Like feral cats and dogs, feral ferrets will usually rely on their hunting instincts to survive. But a ferret’s “natural” habitat is the human home and its “natural” diet is what it has been fed by humans throughout its domestication. Ferrets, like cats and dogs, were not meant to survive in the wild and they are not very good at it.
Unlike feral cats and dogs, feral ferrets are not good at scavenging, being too small to knock over trash cans or climb easily into dumpsters. Because they aren’t good at scavenging, ferrets don’t thrive if lost in urban environments, which have less prey to eat because humans scare away prey.
In rural environments where likely prey (rodents, birds, frogs, rabbits, invertebrates, etc.) live, feral ferrets have a better chance. However, as quite small animals, they have a number of predators that think they look like a nice snack. This all means that ferrets can rarely survive without human intervention for long.
Feral ferret populations that crossbreed with wild animals, like the European polecat, tend to do better at surviving for long periods of time.
The ferret’s wild cousins
The ferret does have a number of wild cousins in the Mustelidae family, most of which look quite similar to it!
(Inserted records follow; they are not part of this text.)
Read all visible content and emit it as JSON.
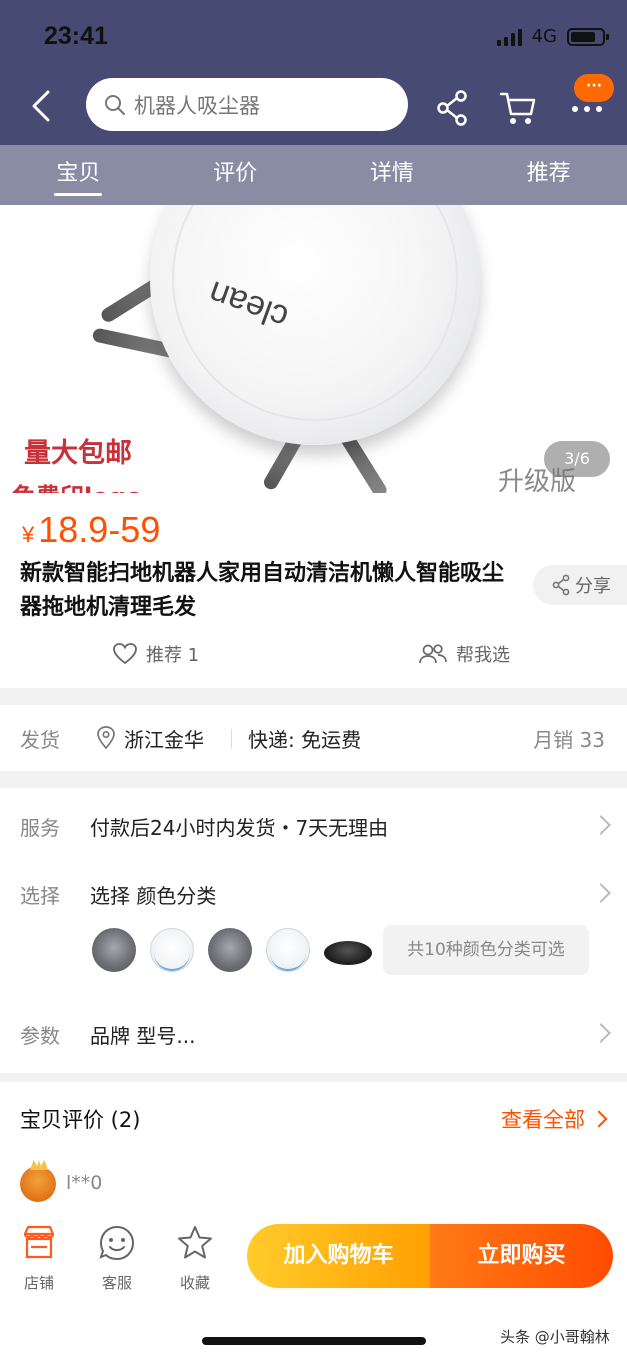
{
  "status_bar": {
    "time": "23:41",
    "network": "4G"
  },
  "header": {
    "search_placeholder": "机器人吸尘器",
    "icons": [
      "back-icon",
      "search-icon",
      "share-icon",
      "cart-icon",
      "more-icon"
    ],
    "more_badge": "···"
  },
  "tabs": [
    {
      "label": "宝贝",
      "active": true
    },
    {
      "label": "评价",
      "active": false
    },
    {
      "label": "详情",
      "active": false
    },
    {
      "label": "推荐",
      "active": false
    }
  ],
  "hero": {
    "promo_1": "量大包邮",
    "promo_2": "免费印logo",
    "upgrade": "升级版",
    "counter": "3/6",
    "robot_logo": "clean"
  },
  "product": {
    "currency": "¥",
    "price": "18.9-59",
    "title": "新款智能扫地机器人家用自动清洁机懒人智能吸尘器拖地机清理毛发",
    "share_label": "分享",
    "recommend_label": "推荐 1",
    "help_label": "帮我选"
  },
  "shipping": {
    "label": "发货",
    "location": "浙江金华",
    "express": "快递: 免运费",
    "monthly_sales": "月销 33"
  },
  "service": {
    "service_label": "服务",
    "service_text": "付款后24小时内发货・7天无理由",
    "select_label": "选择",
    "select_text": "选择  颜色分类",
    "color_count": "共10种颜色分类可选",
    "params_label": "参数",
    "params_text": "品牌  型号..."
  },
  "reviews": {
    "title": "宝贝评价 (2)",
    "view_all": "查看全部",
    "first_user": "l**0"
  },
  "bottom_bar": {
    "shop": "店铺",
    "service": "客服",
    "favorite": "收藏",
    "add_to_cart": "加入购物车",
    "buy_now": "立即购买"
  },
  "watermark": "头条 @小哥翰林",
  "colors": {
    "header_bg": "#474b74",
    "tabs_bg": "#8a8ca3",
    "price": "#ff5000",
    "cart_btn": "#ffa000",
    "buy_btn": "#ff5000"
  }
}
Long-tailed weasels, pictured in their summer and winter coats
Short-tailed weasels (aka stoats or ermines), pictured only in their summer coat
Least weasels, pictured only in their summer coat
Asian small-clawed otters